→ Exercise brief
For each line below, check for "that"; give only the total of lines where it occurs.

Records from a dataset
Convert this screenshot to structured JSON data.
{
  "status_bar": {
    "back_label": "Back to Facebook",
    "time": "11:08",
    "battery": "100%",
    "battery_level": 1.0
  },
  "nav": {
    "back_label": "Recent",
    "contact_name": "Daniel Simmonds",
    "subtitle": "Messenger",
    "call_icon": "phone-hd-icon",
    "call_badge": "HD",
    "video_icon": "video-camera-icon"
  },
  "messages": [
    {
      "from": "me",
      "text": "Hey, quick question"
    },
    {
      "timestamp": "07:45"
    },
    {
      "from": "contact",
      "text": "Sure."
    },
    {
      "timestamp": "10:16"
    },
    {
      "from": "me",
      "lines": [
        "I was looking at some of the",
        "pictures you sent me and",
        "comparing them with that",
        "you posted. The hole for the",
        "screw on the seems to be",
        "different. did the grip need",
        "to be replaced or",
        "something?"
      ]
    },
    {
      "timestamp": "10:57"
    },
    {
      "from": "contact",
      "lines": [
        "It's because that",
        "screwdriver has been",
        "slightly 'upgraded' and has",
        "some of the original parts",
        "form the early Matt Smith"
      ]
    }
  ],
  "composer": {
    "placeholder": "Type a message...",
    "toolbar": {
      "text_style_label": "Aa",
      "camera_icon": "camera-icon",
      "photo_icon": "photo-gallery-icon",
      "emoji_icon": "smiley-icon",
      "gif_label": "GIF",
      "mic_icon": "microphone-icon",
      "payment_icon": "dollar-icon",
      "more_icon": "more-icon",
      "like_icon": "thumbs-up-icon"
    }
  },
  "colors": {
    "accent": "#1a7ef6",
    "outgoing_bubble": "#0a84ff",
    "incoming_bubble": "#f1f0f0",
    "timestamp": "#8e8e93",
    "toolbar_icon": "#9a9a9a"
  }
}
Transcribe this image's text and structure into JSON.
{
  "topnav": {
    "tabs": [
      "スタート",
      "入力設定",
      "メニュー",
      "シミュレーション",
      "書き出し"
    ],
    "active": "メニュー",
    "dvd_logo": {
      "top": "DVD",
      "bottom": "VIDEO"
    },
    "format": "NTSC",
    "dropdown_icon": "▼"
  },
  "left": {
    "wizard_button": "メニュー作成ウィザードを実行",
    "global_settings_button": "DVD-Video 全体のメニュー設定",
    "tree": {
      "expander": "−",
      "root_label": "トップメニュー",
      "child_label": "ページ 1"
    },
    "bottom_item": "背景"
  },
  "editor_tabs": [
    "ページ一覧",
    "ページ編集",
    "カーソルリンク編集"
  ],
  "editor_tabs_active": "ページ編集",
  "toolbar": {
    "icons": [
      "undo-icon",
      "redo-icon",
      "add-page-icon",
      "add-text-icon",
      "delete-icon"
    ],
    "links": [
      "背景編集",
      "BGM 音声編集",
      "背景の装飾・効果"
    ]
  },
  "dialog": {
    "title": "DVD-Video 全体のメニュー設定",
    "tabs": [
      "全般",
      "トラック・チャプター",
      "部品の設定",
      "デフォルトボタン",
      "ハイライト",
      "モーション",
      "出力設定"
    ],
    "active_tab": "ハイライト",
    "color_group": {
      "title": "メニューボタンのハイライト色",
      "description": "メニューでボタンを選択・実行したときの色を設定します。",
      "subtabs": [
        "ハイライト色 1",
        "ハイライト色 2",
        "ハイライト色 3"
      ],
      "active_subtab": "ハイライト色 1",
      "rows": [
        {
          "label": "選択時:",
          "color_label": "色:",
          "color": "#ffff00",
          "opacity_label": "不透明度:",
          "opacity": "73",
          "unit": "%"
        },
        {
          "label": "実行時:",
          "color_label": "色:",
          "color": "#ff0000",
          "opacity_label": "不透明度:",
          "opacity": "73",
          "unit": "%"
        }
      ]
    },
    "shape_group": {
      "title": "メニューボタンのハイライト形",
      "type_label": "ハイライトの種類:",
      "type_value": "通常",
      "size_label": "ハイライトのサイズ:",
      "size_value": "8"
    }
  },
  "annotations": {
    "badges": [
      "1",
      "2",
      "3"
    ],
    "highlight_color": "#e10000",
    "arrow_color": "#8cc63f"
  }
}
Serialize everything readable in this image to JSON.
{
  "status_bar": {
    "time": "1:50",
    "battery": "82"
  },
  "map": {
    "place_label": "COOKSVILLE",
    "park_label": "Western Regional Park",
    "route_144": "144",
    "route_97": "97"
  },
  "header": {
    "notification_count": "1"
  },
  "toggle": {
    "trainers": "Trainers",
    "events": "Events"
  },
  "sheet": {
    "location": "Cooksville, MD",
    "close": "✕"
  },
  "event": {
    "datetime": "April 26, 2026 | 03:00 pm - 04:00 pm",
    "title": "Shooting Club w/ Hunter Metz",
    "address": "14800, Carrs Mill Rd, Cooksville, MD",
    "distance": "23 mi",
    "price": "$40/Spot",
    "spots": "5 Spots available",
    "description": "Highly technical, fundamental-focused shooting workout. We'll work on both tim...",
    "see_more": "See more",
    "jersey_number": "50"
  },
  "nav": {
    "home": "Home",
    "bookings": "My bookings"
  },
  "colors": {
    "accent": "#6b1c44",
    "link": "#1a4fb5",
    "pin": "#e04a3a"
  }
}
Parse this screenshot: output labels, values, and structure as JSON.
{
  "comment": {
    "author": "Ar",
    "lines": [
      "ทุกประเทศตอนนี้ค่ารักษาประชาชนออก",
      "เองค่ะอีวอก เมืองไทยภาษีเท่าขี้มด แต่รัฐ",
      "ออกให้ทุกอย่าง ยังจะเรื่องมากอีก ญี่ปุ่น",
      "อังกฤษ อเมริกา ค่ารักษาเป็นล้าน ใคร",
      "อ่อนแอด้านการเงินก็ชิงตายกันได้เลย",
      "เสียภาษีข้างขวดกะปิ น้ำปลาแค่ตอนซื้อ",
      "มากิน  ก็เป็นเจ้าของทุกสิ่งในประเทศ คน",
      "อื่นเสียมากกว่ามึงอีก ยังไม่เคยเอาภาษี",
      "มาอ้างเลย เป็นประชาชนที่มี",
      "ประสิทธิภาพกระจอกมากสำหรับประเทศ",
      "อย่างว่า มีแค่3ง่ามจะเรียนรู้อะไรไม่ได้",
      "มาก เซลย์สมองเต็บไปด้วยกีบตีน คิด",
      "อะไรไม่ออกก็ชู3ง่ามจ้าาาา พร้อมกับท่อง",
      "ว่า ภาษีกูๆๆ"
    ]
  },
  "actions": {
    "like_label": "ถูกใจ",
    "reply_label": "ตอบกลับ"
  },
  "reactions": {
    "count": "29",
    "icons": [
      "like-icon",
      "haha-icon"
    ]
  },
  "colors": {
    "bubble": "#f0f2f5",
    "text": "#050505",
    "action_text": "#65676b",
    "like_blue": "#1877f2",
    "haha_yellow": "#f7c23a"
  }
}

→ Expected answer
2